Seven in 10 Australian adults drink alcohol in any given month, though this figure is down by 2% on a corresponding study from 2009, and four points behind New Zealand’s rate of 74%—itself dropping from 77% five years ago—data from Roy Morgan Research shows.
But despite only this small gap in consumption, the rate of alcohol purchasing is much lower in Australia than in New Zealand—a difference that may be a result of the two countries’ liquor licensing laws.
In the year to June 2014, 49.6% of Australians bought alcohol in a four-week period, compared with 59.4% of Kiwis.
In each country, one particular channel is most popular among the vast majority (76%)—but in Australia that channel is individual retailers, while in New Zealand it’s licensed supermarkets.
Just over 45% of New Zealanders have bought alcohol from a licensed supermarket in the last four weeks, compared with only 9% of Australians. Instead, over 37% of Australians bought liquor from an individual retailer, compared with just under 30% of Kiwis. Moreover, nearly one in 10 bought from a hotel bottle shop, a channel used by just 1 in 100 New Zealanders.
Differences in licensing
Although Australia’s two main supermarket chains, Coles and Woolworths, each own numerous individual retailers, New Zealand’s major grocery supermarkets, which include Pak’n’Save, New World and Countdown, are all licensed to stock beer and wine on the shelves.
“In New Zealand, [a supermarket] is a one-stop shop for milk, bread, eggs and beer, whereas Australians have to make a separate trip to a separate retailer for their booze, even if it’s just next door to the parent supermarket,” said Angela Smith of Roy Morgan Research.

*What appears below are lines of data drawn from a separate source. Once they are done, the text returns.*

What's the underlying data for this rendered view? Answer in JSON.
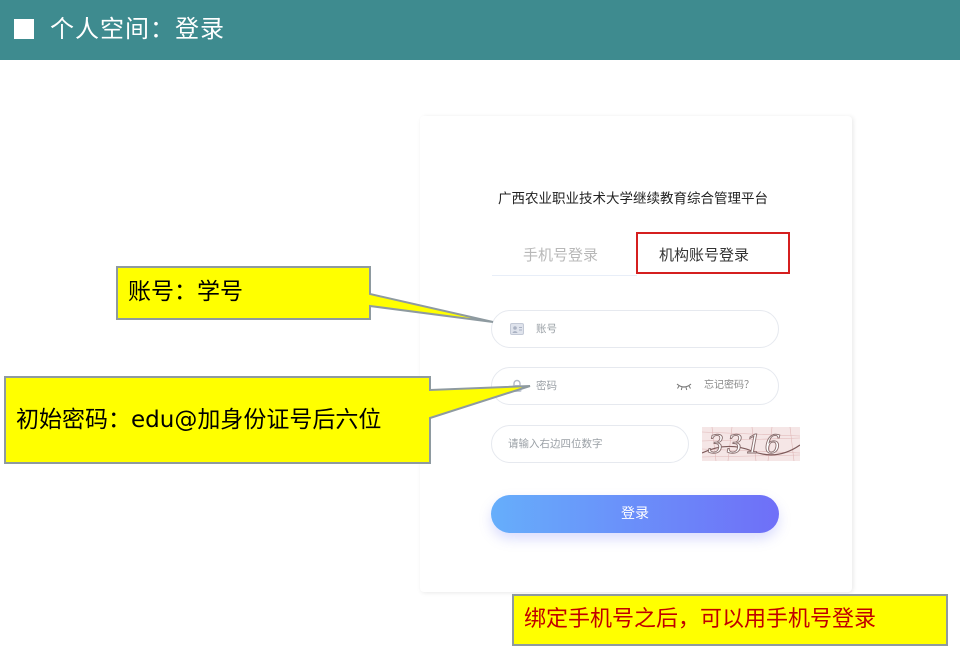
{
  "header": {
    "title": "个人空间：登录"
  },
  "login": {
    "platform_title": "广西农业职业技术大学继续教育综合管理平台",
    "tabs": {
      "phone": "手机号登录",
      "account": "机构账号登录"
    },
    "account_placeholder": "账号",
    "password_placeholder": "密码",
    "forgot_password": "忘记密码？",
    "captcha_placeholder": "请输入右边四位数字",
    "captcha_code": "3316",
    "login_button": "登录"
  },
  "callouts": {
    "account_hint": "账号：学号",
    "password_hint": "初始密码：edu@加身份证号后六位",
    "bind_note": "绑定手机号之后，可以用手机号登录"
  },
  "colors": {
    "header_bg": "#3e8b8f",
    "callout_fill": "#ffff00",
    "callout_border": "#8e9aa0",
    "highlight_red": "#d51f1f",
    "note_text": "#c00000"
  }
}
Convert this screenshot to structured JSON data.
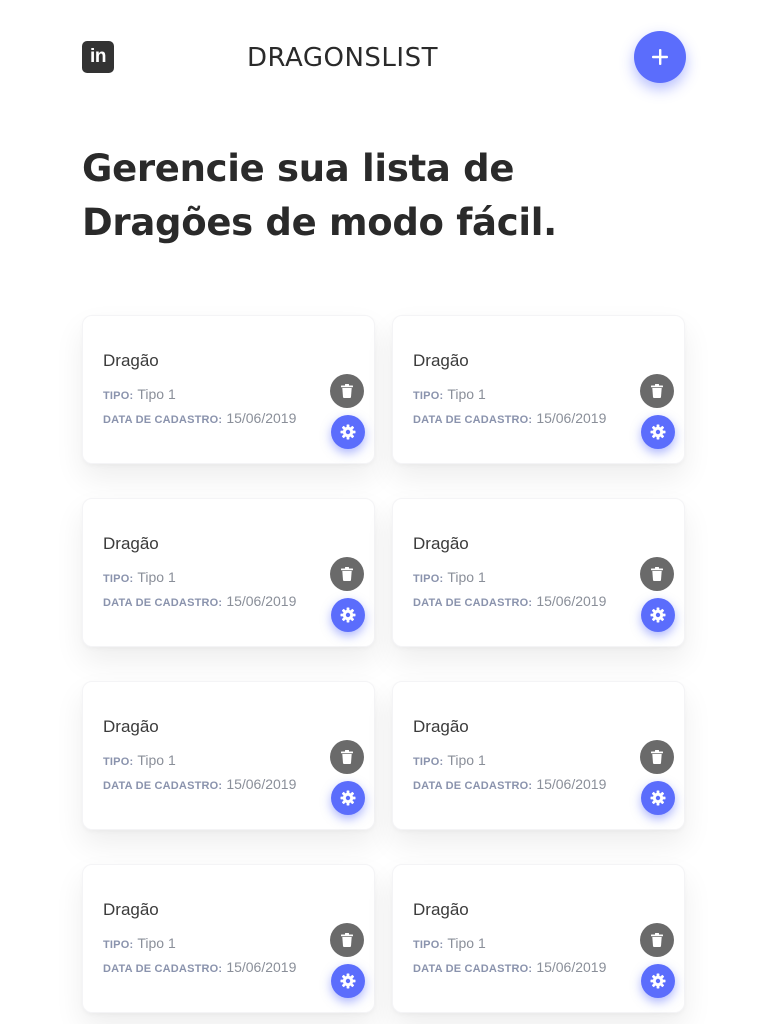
{
  "header": {
    "logo_text": "in",
    "brand": "DRAGONSLIST",
    "add_button_icon": "plus-icon"
  },
  "hero": {
    "title": "Gerencie sua lista de Dragões de modo fácil."
  },
  "colors": {
    "accent": "#5b6dfc",
    "delete_button": "#6a6a6a",
    "text_dark": "#2a2a2a",
    "label": "#8a93ad"
  },
  "cards": [
    {
      "name": "Dragão",
      "type_label": "TIPO:",
      "type_value": "Tipo 1",
      "date_label": "DATA DE CADASTRO:",
      "date_value": "15/06/2019"
    },
    {
      "name": "Dragão",
      "type_label": "TIPO:",
      "type_value": "Tipo 1",
      "date_label": "DATA DE CADASTRO:",
      "date_value": "15/06/2019"
    },
    {
      "name": "Dragão",
      "type_label": "TIPO:",
      "type_value": "Tipo 1",
      "date_label": "DATA DE CADASTRO:",
      "date_value": "15/06/2019"
    },
    {
      "name": "Dragão",
      "type_label": "TIPO:",
      "type_value": "Tipo 1",
      "date_label": "DATA DE CADASTRO:",
      "date_value": "15/06/2019"
    },
    {
      "name": "Dragão",
      "type_label": "TIPO:",
      "type_value": "Tipo 1",
      "date_label": "DATA DE CADASTRO:",
      "date_value": "15/06/2019"
    },
    {
      "name": "Dragão",
      "type_label": "TIPO:",
      "type_value": "Tipo 1",
      "date_label": "DATA DE CADASTRO:",
      "date_value": "15/06/2019"
    },
    {
      "name": "Dragão",
      "type_label": "TIPO:",
      "type_value": "Tipo 1",
      "date_label": "DATA DE CADASTRO:",
      "date_value": "15/06/2019"
    },
    {
      "name": "Dragão",
      "type_label": "TIPO:",
      "type_value": "Tipo 1",
      "date_label": "DATA DE CADASTRO:",
      "date_value": "15/06/2019"
    }
  ]
}
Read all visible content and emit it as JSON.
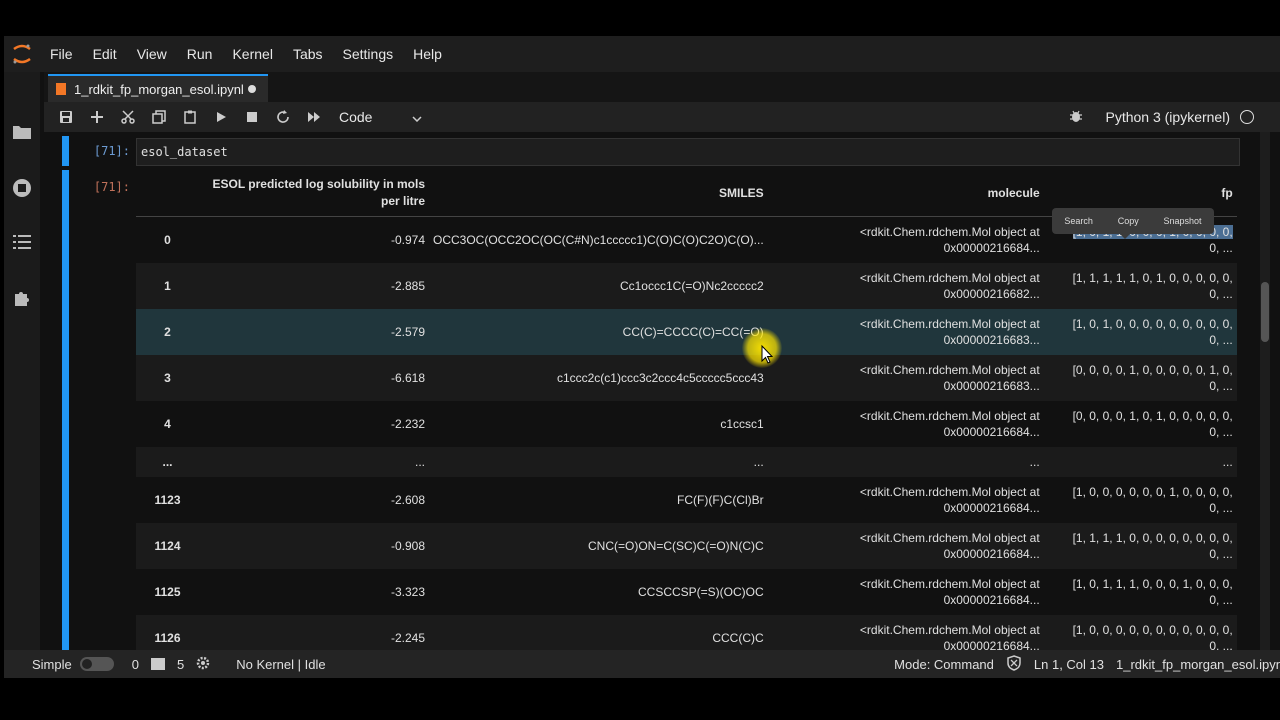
{
  "menubar": {
    "items": [
      "File",
      "Edit",
      "View",
      "Run",
      "Kernel",
      "Tabs",
      "Settings",
      "Help"
    ]
  },
  "tab": {
    "title": "1_rdkit_fp_morgan_esol.ipynl"
  },
  "toolbar": {
    "cell_type": "Code",
    "kernel_name": "Python 3 (ipykernel)"
  },
  "cells": {
    "input_prompt": "[71]:",
    "input_code": "esol_dataset",
    "output_prompt": "[71]:"
  },
  "table": {
    "headers": {
      "esol_line1": "ESOL predicted log solubility in mols",
      "esol_line2": "per litre",
      "smiles": "SMILES",
      "molecule": "molecule",
      "fp": "fp"
    },
    "rows": [
      {
        "idx": "0",
        "esol": "-0.974",
        "smiles": "OCC3OC(OCC2OC(OC(C#N)c1ccccc1)C(O)C(O)C2O)C(O)...",
        "mol1": "<rdkit.Chem.rdchem.Mol object at",
        "mol2": "0x00000216684...",
        "fp1": "[1, 0, 1, 1, 0, 0, 0, 1, 0, 0, 0, 0,",
        "fp2": "0, ..."
      },
      {
        "idx": "1",
        "esol": "-2.885",
        "smiles": "Cc1occc1C(=O)Nc2ccccc2",
        "mol1": "<rdkit.Chem.rdchem.Mol object at",
        "mol2": "0x00000216682...",
        "fp1": "[1, 1, 1, 1, 1, 0, 1, 0, 0, 0, 0, 0,",
        "fp2": "0, ..."
      },
      {
        "idx": "2",
        "esol": "-2.579",
        "smiles": "CC(C)=CCCC(C)=CC(=O)",
        "mol1": "<rdkit.Chem.rdchem.Mol object at",
        "mol2": "0x00000216683...",
        "fp1": "[1, 0, 1, 0, 0, 0, 0, 0, 0, 0, 0, 0,",
        "fp2": "0, ..."
      },
      {
        "idx": "3",
        "esol": "-6.618",
        "smiles": "c1ccc2c(c1)ccc3c2ccc4c5ccccc5ccc43",
        "mol1": "<rdkit.Chem.rdchem.Mol object at",
        "mol2": "0x00000216683...",
        "fp1": "[0, 0, 0, 0, 1, 0, 0, 0, 0, 0, 1, 0,",
        "fp2": "0, ..."
      },
      {
        "idx": "4",
        "esol": "-2.232",
        "smiles": "c1ccsc1",
        "mol1": "<rdkit.Chem.rdchem.Mol object at",
        "mol2": "0x00000216684...",
        "fp1": "[0, 0, 0, 0, 1, 0, 1, 0, 0, 0, 0, 0,",
        "fp2": "0, ..."
      },
      {
        "idx": "...",
        "esol": "...",
        "smiles": "...",
        "mol1": "...",
        "mol2": "",
        "fp1": "...",
        "fp2": ""
      },
      {
        "idx": "1123",
        "esol": "-2.608",
        "smiles": "FC(F)(F)C(Cl)Br",
        "mol1": "<rdkit.Chem.rdchem.Mol object at",
        "mol2": "0x00000216684...",
        "fp1": "[1, 0, 0, 0, 0, 0, 0, 1, 0, 0, 0, 0,",
        "fp2": "0, ..."
      },
      {
        "idx": "1124",
        "esol": "-0.908",
        "smiles": "CNC(=O)ON=C(SC)C(=O)N(C)C",
        "mol1": "<rdkit.Chem.rdchem.Mol object at",
        "mol2": "0x00000216684...",
        "fp1": "[1, 1, 1, 1, 0, 0, 0, 0, 0, 0, 0, 0,",
        "fp2": "0, ..."
      },
      {
        "idx": "1125",
        "esol": "-3.323",
        "smiles": "CCSCCSP(=S)(OC)OC",
        "mol1": "<rdkit.Chem.rdchem.Mol object at",
        "mol2": "0x00000216684...",
        "fp1": "[1, 0, 1, 1, 1, 0, 0, 0, 1, 0, 0, 0,",
        "fp2": "0, ..."
      },
      {
        "idx": "1126",
        "esol": "-2.245",
        "smiles": "CCC(C)C",
        "mol1": "<rdkit.Chem.rdchem.Mol object at",
        "mol2": "0x00000216684...",
        "fp1": "[1, 0, 0, 0, 0, 0, 0, 0, 0, 0, 0, 0,",
        "fp2": "0, ..."
      }
    ]
  },
  "popup": {
    "search": "Search",
    "copy": "Copy",
    "snapshot": "Snapshot"
  },
  "statusbar": {
    "mode_label": "Simple",
    "terminals": "0",
    "kernels": "5",
    "kernel_status": "No Kernel | Idle",
    "mode": "Mode: Command",
    "position": "Ln 1, Col 13",
    "filename": "1_rdkit_fp_morgan_esol.ipynb"
  },
  "colors": {
    "accent": "#2196f3",
    "highlight_row": "#20363c",
    "selection": "#4b6e93"
  }
}
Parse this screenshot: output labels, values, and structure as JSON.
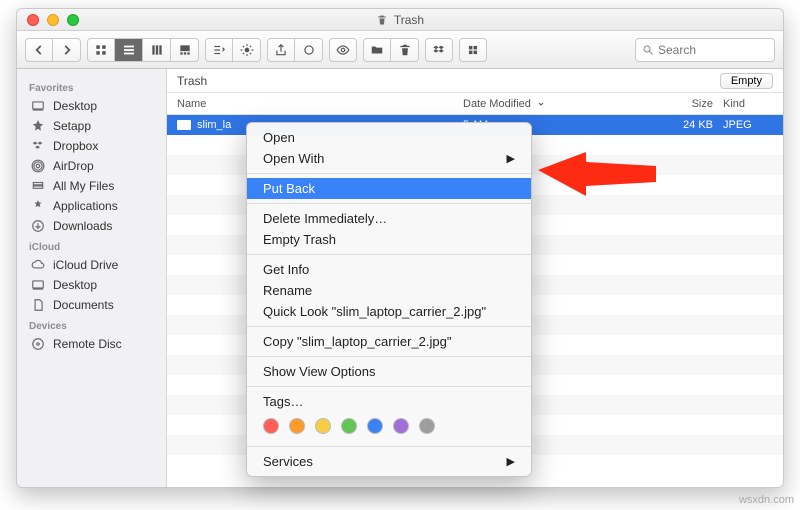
{
  "window": {
    "title": "Trash"
  },
  "toolbar": {
    "search_placeholder": "Search"
  },
  "sidebar": {
    "sections": [
      {
        "heading": "Favorites",
        "items": [
          {
            "label": "Desktop",
            "name": "sidebar-item-desktop"
          },
          {
            "label": "Setapp",
            "name": "sidebar-item-setapp"
          },
          {
            "label": "Dropbox",
            "name": "sidebar-item-dropbox"
          },
          {
            "label": "AirDrop",
            "name": "sidebar-item-airdrop"
          },
          {
            "label": "All My Files",
            "name": "sidebar-item-all-my-files"
          },
          {
            "label": "Applications",
            "name": "sidebar-item-applications"
          },
          {
            "label": "Downloads",
            "name": "sidebar-item-downloads"
          }
        ]
      },
      {
        "heading": "iCloud",
        "items": [
          {
            "label": "iCloud Drive",
            "name": "sidebar-item-icloud-drive"
          },
          {
            "label": "Desktop",
            "name": "sidebar-item-icloud-desktop"
          },
          {
            "label": "Documents",
            "name": "sidebar-item-documents"
          }
        ]
      },
      {
        "heading": "Devices",
        "items": [
          {
            "label": "Remote Disc",
            "name": "sidebar-item-remote-disc"
          }
        ]
      }
    ]
  },
  "pathbar": {
    "location": "Trash",
    "empty_label": "Empty"
  },
  "columns": {
    "name": "Name",
    "date": "Date Modified",
    "size": "Size",
    "kind": "Kind"
  },
  "file": {
    "name_visible": "slim_la",
    "date_visible": "5 AM",
    "size": "24 KB",
    "kind": "JPEG"
  },
  "context_menu": {
    "open": "Open",
    "open_with": "Open With",
    "put_back": "Put Back",
    "delete_immediately": "Delete Immediately…",
    "empty_trash": "Empty Trash",
    "get_info": "Get Info",
    "rename": "Rename",
    "quick_look": "Quick Look \"slim_laptop_carrier_2.jpg\"",
    "copy": "Copy \"slim_laptop_carrier_2.jpg\"",
    "show_view_options": "Show View Options",
    "tags": "Tags…",
    "services": "Services",
    "tag_colors": [
      "#ff5f57",
      "#fd9b2b",
      "#f7cd46",
      "#62c554",
      "#3a82f7",
      "#a070d8",
      "#9e9e9e"
    ]
  },
  "watermark": "wsxdn.com"
}
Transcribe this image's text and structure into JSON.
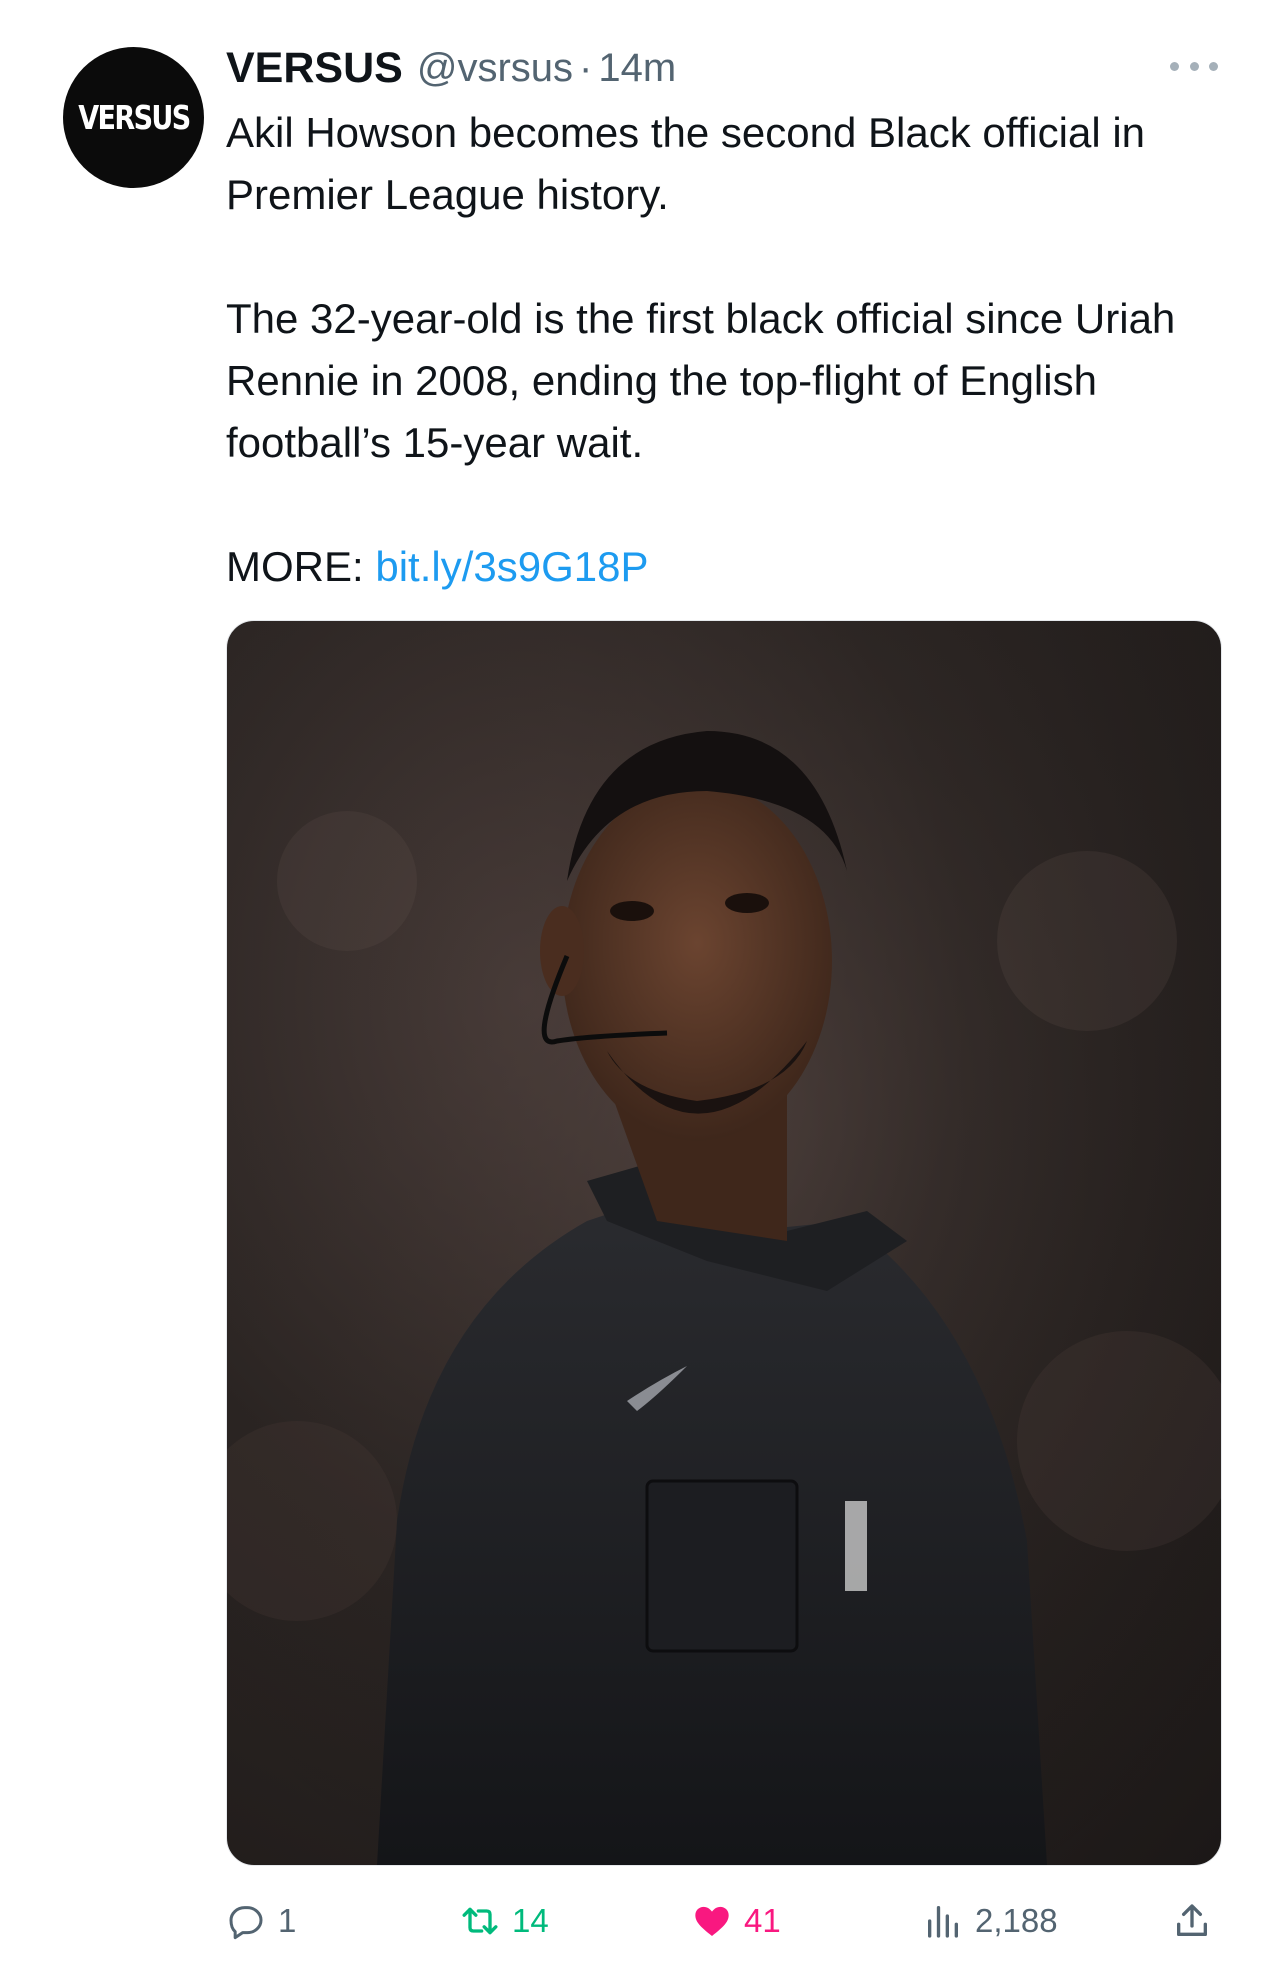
{
  "tweet": {
    "avatar_text": "VERSUS",
    "display_name": "VERSUS",
    "handle": "@vsrsus",
    "separator": "·",
    "time": "14m",
    "lines": [
      "Akil Howson becomes the second Black official in Premier League history.",
      "The 32-year-old is the first black official since Uriah Rennie in 2008, ending the top-flight of English football’s 15-year wait."
    ],
    "more_label": "MORE:",
    "link_text": "bit.ly/3s9G18P"
  },
  "actions": {
    "replies": "1",
    "retweets": "14",
    "likes": "41",
    "views": "2,188"
  },
  "colors": {
    "link": "#1d9bf0",
    "retweet": "#00ba7c",
    "like": "#f91880",
    "muted": "#536471"
  },
  "icons": [
    "more-icon",
    "reply-icon",
    "retweet-icon",
    "heart-icon",
    "views-icon",
    "share-icon"
  ]
}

“That the gap between our rates of purchase is so much wider than the consumption gap suggests that having beer and wine available at the local supermarket means Kiwis buy their alcohol more regularly, while Australians tend to stock up during the separate, less regular trips to a liquor store like Dan Murphy’s, BWS, Liquorland, Vintage Cellars or First Choice—which all owned by one of the two supermarket giants.
“Further investigation of these patterns and comparisons could help licensing bodies, retailers and suppliers better understand the relationships between channel and consumption.”